Goods were exchanged for goods prior to invention of money. Barter system worked on certain conditions mentioned below.
· Each party to barter must have surplus stocks for the trade to take place.
· Both the buyers and sellers should require the goods each other desperately i.e., double coincidence of wants
· Buyer and seller should meet personally to effect the exchange.
The barter system envisages mutual exchange of one’s goods to other without the intervention of money as a medium of exchange. It imposes certain constraints in the smooth flow of trade as explained below.
Unless two persons who have surplus have the demand for the goods possessed by each other, barter could not materialize. For instance ‘A’ is having a surplus of groundnut and ‘B’ is possessing rice in surplus. In this case A should be in need of rice possessed by B as the latter should desperately need groundnut possessed by A. If this “coincidence of wants” does not exist, Barter cannot take place.
Barter system could not determine the value of commodities to be exchanged as they lacked commonly acceptable measures to evaluate each and every commodity. It was difficult to compare the values of all articles in the absence of an acceptable medium of exchange.
It was not possible for buyers and sellers to meet face to face in many contexts for exchanging the commodities for commodities. This hindered the process of barter in all practical sense.
Absence of surplus stock was one of the impediments in barter system.

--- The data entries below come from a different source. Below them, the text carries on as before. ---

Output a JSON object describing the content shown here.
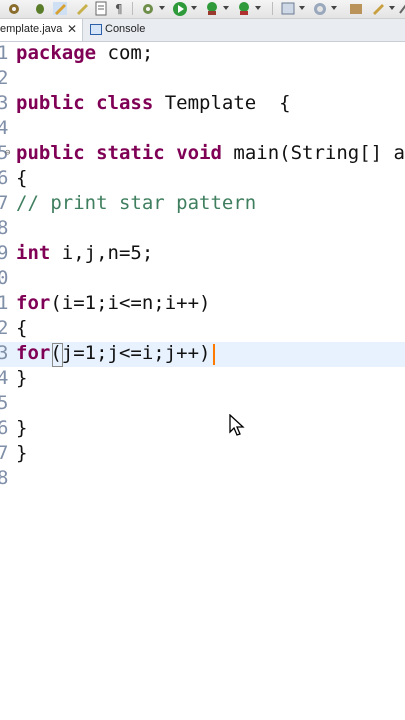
{
  "tabs": {
    "editor_label": "emplate.java",
    "editor_close": "✕",
    "console_label": "Console"
  },
  "toolbar": {
    "icons": [
      "settings-icon",
      "debug-icon",
      "run-icon",
      "external-tools-icon",
      "new-class-icon",
      "search-icon",
      "navigate-icon",
      "edit-icon"
    ]
  },
  "editor": {
    "gutter": [
      "1",
      "2",
      "3",
      "4",
      "5",
      "6",
      "7",
      "8",
      "9",
      "0",
      "1",
      "2",
      "3",
      "4",
      "5",
      "6",
      "7",
      "8"
    ],
    "fold_marker": "⊖",
    "lines": {
      "l1_kw": "package",
      "l1_rest": " com;",
      "l3_kw1": "public",
      "l3_kw2": "class",
      "l3_rest": " Template  {",
      "l5_kw1": "public",
      "l5_kw2": "static",
      "l5_kw3": "void",
      "l5_rest": " main(String[] a",
      "l6": "{",
      "l7_comment": "// print star pattern",
      "l9_kw": "int",
      "l9_rest": " i,j,n=5;",
      "l11_kw": "for",
      "l11_rest": "(i=1;i<=n;i++)",
      "l12": "{",
      "l13_kw": "for",
      "l13_rest": "(j=1;j<=i;j++)",
      "l14": "}",
      "l16": "}",
      "l17": "}"
    }
  }
}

If the buyers and sellers do not have surplus then no barter was possible.
All the aforesaid constraints were addressed by the invention of money as medium of exchange. Besides there are other hindrances in the smooth exchange of goods from the place of production to the place of consumption like place, time, risk, knowledge, finance and so on. These are addressed by various mechanisms in detail in the subsequent sections of this chapter.